(Extracted records)

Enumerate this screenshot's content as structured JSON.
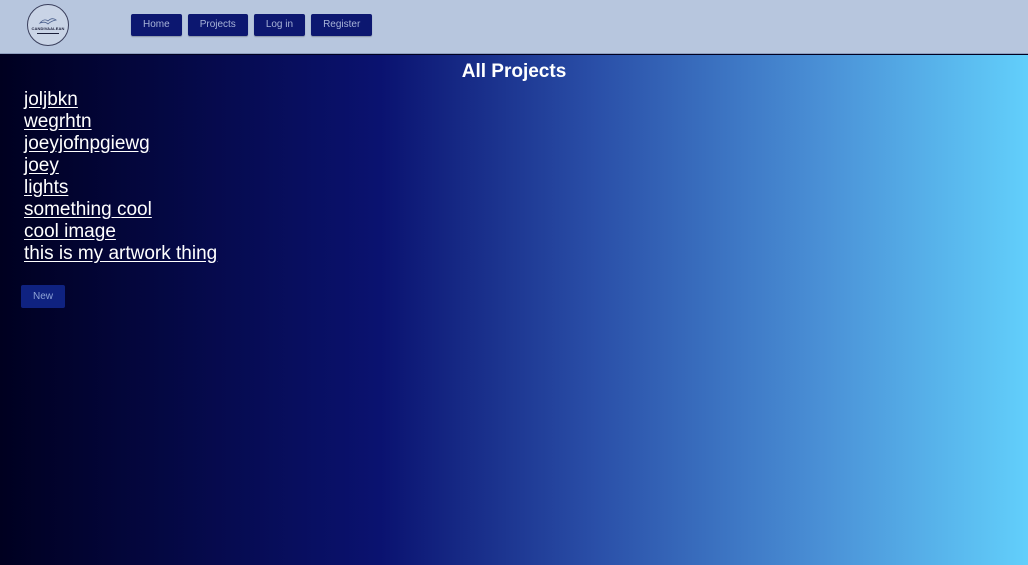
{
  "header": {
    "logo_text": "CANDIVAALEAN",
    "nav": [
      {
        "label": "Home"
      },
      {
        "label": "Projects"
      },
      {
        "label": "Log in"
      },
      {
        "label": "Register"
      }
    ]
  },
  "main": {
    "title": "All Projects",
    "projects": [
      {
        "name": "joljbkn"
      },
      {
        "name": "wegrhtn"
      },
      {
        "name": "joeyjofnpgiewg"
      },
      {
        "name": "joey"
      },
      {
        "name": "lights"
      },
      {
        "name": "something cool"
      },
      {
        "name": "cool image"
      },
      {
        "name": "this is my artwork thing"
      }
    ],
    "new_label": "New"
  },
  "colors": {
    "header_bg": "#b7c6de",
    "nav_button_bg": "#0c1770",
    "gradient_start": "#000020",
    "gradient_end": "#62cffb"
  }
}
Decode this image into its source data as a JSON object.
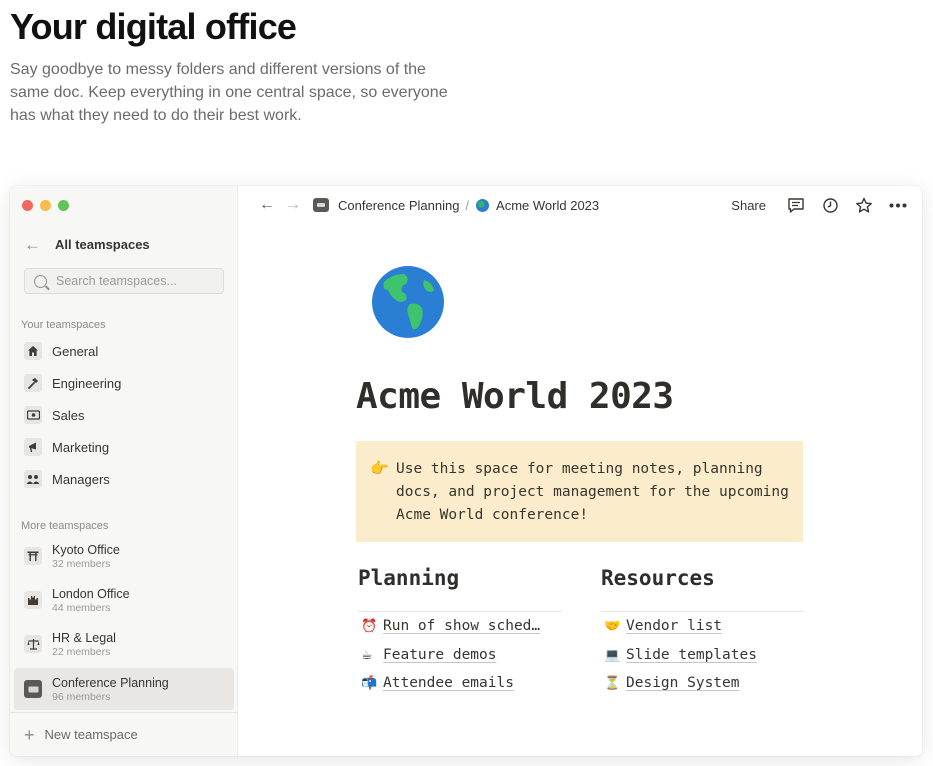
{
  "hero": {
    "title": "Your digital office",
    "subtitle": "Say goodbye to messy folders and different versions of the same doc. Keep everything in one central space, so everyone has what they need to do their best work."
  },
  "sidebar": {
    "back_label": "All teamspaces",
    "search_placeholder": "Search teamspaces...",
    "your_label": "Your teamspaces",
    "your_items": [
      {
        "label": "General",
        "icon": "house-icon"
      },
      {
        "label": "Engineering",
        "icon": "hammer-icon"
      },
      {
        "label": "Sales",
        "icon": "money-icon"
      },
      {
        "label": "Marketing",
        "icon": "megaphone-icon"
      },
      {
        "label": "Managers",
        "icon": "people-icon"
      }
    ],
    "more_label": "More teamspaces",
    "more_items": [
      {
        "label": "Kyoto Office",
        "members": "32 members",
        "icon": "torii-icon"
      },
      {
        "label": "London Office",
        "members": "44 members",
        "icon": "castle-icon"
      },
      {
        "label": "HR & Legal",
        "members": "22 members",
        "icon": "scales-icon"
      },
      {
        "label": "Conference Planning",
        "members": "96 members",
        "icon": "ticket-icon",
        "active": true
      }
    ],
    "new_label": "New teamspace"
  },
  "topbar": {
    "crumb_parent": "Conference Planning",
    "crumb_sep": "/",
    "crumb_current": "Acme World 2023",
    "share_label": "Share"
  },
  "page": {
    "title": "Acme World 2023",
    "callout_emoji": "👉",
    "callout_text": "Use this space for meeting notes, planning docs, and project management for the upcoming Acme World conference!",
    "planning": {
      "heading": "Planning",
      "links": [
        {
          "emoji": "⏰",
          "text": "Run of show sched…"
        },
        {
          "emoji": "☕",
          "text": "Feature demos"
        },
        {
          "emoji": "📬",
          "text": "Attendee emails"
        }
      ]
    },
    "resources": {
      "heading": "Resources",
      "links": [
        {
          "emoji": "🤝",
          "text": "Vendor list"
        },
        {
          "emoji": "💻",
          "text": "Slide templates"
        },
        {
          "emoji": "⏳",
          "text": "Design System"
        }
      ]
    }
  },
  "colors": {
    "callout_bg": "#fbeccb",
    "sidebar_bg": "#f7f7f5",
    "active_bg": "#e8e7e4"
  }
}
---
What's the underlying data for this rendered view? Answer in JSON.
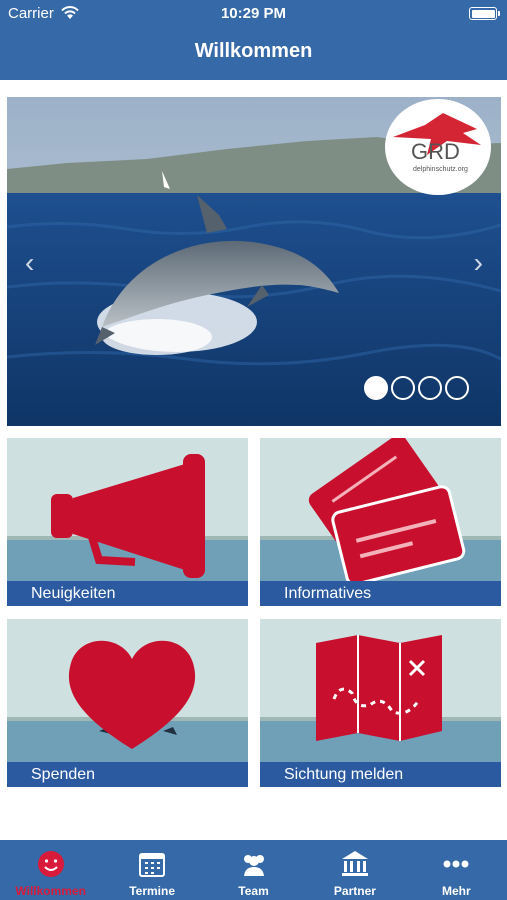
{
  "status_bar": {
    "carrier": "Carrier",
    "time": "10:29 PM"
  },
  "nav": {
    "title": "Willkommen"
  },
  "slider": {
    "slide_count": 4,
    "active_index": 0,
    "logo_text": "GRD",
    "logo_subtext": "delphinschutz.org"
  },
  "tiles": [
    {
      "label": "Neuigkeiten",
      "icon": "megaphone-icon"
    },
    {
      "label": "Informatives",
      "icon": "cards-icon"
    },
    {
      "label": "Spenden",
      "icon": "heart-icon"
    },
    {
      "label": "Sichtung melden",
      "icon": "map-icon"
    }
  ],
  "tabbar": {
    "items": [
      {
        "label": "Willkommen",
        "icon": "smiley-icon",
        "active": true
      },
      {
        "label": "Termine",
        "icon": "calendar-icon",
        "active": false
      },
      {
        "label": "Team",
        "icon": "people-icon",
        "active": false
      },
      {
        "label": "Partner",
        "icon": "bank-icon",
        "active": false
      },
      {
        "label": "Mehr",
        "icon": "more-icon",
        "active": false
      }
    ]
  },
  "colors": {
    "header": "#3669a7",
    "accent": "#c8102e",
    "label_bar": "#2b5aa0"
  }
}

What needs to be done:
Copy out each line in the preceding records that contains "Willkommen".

Exercise response:
    "title": "Willkommen"
        "label": "Willkommen",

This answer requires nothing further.